Can I use breast milk thats been in the fridge for 5 days?
Freshly expressed breast milk can be stored in the back of the refrigerator for up to four days in clean conditions. However, it’s optimal to use or freeze the milk within three days.
Is breast milk good after 6 days?
Guidelines for Storing Breast Milk
It has been stored properly in the refrigerator or freezer, does not harbor bacteria, and will not threaten the health of your baby. … Refrigerator: 72 hours (ideal) to 8 days (acceptable). Freezer: 3–6 months. Deep Freeze: 6–12 months.
How will I know if breast milk is spoiled?
5 Signs Your Breast Milk Has Gone Bad
- It Will Smell Foul. Foul-smelling breast milk can indicate that your milk has gone bad. …
- It Doesn’t Mix When Swirled. …
- It Sat In The Fridge For Longer Than 4 Days. …
- It Wasn’t Stored Properly. …
- It Tastes Sour.
Can I combine breast milk from different days?
Milk from different pumping sessions/days may be combined in one container – use the date of the first milk expressed. Avoid adding warm milk to a container of previously refrigerated or frozen milk – cool the new milk before combining. Breastmilk is not spoiled unless it smells really bad or tastes sour.
What happens if baby drinks spoiled breast milk?
Seeing your baby squirm or reject your milk should be the first signs to stop feeding it to them. … If you do find your baby is vomiting after consuming spoiled milk, they’re most likely OK, but call your pediatrician if the vomiting continues, there are other symptoms, or if you just want to have some peace of mind.
How long can a woman produce breast milk?
Between 12 and 24 months, it can supply one third of your child’s energy needs (WHO, 2009). Human milk is a nourishing food for as long as your child drinks it. Dewey (2001) found that for children 12 to 23 months old breastfeeding provided the following percentages of the child’s needs: 29% of energy.
How do you know if your breast milk is good quality?

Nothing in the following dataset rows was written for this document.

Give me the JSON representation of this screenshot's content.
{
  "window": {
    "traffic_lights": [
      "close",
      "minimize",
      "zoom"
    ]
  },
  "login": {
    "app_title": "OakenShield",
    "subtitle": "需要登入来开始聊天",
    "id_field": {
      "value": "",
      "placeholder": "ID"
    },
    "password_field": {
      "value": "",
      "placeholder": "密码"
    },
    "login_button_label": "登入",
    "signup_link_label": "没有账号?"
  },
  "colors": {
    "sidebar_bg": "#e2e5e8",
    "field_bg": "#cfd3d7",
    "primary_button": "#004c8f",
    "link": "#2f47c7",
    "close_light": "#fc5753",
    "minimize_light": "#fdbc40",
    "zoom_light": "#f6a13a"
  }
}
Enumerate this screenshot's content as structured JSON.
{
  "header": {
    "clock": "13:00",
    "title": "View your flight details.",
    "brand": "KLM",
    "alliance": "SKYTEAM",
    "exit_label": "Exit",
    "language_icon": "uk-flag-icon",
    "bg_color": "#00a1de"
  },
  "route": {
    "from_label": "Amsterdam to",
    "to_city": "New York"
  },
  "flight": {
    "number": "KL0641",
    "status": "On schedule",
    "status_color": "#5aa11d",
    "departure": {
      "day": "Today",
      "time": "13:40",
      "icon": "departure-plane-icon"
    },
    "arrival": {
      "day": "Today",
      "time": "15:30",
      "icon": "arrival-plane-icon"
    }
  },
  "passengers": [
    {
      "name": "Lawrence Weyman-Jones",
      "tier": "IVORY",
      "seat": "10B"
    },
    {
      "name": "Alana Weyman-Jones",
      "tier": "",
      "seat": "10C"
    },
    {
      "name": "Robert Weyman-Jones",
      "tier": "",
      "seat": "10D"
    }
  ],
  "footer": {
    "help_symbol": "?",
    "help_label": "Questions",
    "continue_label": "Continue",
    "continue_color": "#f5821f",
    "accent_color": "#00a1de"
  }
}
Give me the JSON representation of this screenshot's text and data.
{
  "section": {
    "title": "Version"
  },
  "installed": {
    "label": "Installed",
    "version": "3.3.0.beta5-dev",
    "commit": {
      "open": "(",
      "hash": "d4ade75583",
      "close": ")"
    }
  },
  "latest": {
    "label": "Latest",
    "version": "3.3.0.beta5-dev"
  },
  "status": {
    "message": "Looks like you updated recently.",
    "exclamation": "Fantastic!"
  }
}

Fact: You know your baby is getting enough milk if the baby drinks at the breast for several minutes at each feeding with a rhythmic jaw movement. Swallowing of the milk can be seen or heard. Another way to tell that your baby is getting sufficient milk is to check for wet and soiled nappies.